**DIRECTIONS**. Without altering a single word, repeat the records that follow.

== INPUT DATA

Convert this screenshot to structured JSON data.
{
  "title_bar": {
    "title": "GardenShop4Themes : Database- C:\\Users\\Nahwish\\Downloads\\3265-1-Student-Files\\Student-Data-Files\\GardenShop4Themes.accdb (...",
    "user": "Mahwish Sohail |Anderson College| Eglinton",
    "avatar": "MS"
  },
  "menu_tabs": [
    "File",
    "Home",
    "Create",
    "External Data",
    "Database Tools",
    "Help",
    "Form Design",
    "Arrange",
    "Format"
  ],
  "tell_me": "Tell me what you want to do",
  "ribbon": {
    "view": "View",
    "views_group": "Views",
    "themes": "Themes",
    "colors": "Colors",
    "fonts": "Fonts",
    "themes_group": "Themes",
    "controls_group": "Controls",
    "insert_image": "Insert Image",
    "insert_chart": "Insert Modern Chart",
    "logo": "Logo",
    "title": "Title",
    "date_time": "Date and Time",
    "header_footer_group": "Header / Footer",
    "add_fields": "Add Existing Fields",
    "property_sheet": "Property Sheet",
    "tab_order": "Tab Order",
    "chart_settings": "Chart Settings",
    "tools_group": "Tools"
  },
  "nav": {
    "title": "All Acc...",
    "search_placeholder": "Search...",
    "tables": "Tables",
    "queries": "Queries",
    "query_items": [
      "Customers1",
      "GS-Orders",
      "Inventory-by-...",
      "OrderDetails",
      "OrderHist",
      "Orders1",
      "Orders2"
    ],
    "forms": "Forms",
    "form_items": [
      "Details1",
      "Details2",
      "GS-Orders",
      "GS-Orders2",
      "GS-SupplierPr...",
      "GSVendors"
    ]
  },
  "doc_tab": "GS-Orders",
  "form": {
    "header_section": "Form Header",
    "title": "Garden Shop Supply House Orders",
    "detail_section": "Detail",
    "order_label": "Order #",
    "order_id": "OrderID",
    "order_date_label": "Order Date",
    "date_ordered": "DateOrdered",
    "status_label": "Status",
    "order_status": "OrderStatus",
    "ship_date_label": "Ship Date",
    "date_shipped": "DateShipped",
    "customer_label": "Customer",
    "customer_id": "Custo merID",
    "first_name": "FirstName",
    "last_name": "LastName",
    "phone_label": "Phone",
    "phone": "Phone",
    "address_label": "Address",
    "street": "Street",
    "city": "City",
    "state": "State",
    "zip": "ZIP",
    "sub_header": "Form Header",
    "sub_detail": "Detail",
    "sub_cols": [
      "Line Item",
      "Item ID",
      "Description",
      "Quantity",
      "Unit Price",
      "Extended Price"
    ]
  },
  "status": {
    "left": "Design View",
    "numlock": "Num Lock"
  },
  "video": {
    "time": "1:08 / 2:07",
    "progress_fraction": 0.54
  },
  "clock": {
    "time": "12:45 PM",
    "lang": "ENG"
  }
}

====

**REPLY**.
Convert this screenshot to structured JSON data.
{
  "title_bar": {
    "title": "GardenShop4Themes : Database- C:\\Users\\Nahwish\\Downloads\\3265-1-Student-Files\\Student-Data-Files\\GardenShop4Themes.accdb (...",
    "user": "Mahwish Sohail |Anderson College| Eglinton",
    "avatar": "MS"
  },
  "menu_tabs": [
    "File",
    "Home",
    "Create",
    "External Data",
    "Database Tools",
    "Help",
    "Form Design",
    "Arrange",
    "Format"
  ],
  "tell_me": "Tell me what you want to do",
  "ribbon": {
    "view": "View",
    "views_group": "Views",
    "themes": "Themes",
    "colors": "Colors",
    "fonts": "Fonts",
    "themes_group": "Themes",
    "controls_group": "Controls",
    "insert_image": "Insert Image",
    "insert_chart": "Insert Modern Chart",
    "logo": "Logo",
    "title": "Title",
    "date_time": "Date and Time",
    "header_footer_group": "Header / Footer",
    "add_fields": "Add Existing Fields",
    "property_sheet": "Property Sheet",
    "tab_order": "Tab Order",
    "chart_settings": "Chart Settings",
    "tools_group": "Tools"
  },
  "nav": {
    "title": "All Acc...",
    "search_placeholder": "Search...",
    "tables": "Tables",
    "queries": "Queries",
    "query_items": [
      "Customers1",
      "GS-Orders",
      "Inventory-by-...",
      "OrderDetails",
      "OrderHist",
      "Orders1",
      "Orders2"
    ],
    "forms": "Forms",
    "form_items": [
      "Details1",
      "Details2",
      "GS-Orders",
      "GS-Orders2",
      "GS-SupplierPr...",
      "GSVendors"
    ]
  },
  "doc_tab": "GS-Orders",
  "form": {
    "header_section": "Form Header",
    "title": "Garden Shop Supply House Orders",
    "detail_section": "Detail",
    "order_label": "Order #",
    "order_id": "OrderID",
    "order_date_label": "Order Date",
    "date_ordered": "DateOrdered",
    "status_label": "Status",
    "order_status": "OrderStatus",
    "ship_date_label": "Ship Date",
    "date_shipped": "DateShipped",
    "customer_label": "Customer",
    "customer_id": "Custo merID",
    "first_name": "FirstName",
    "last_name": "LastName",
    "phone_label": "Phone",
    "phone": "Phone",
    "address_label": "Address",
    "street": "Street",
    "city": "City",
    "state": "State",
    "zip": "ZIP",
    "sub_header": "Form Header",
    "sub_detail": "Detail",
    "sub_cols": [
      "Line Item",
      "Item ID",
      "Description",
      "Quantity",
      "Unit Price",
      "Extended Price"
    ]
  },
  "status": {
    "left": "Design View",
    "numlock": "Num Lock"
  },
  "video": {
    "time": "1:08 / 2:07",
    "progress_fraction": 0.54
  },
  "clock": {
    "time": "12:45 PM",
    "lang": "ENG"
  }
}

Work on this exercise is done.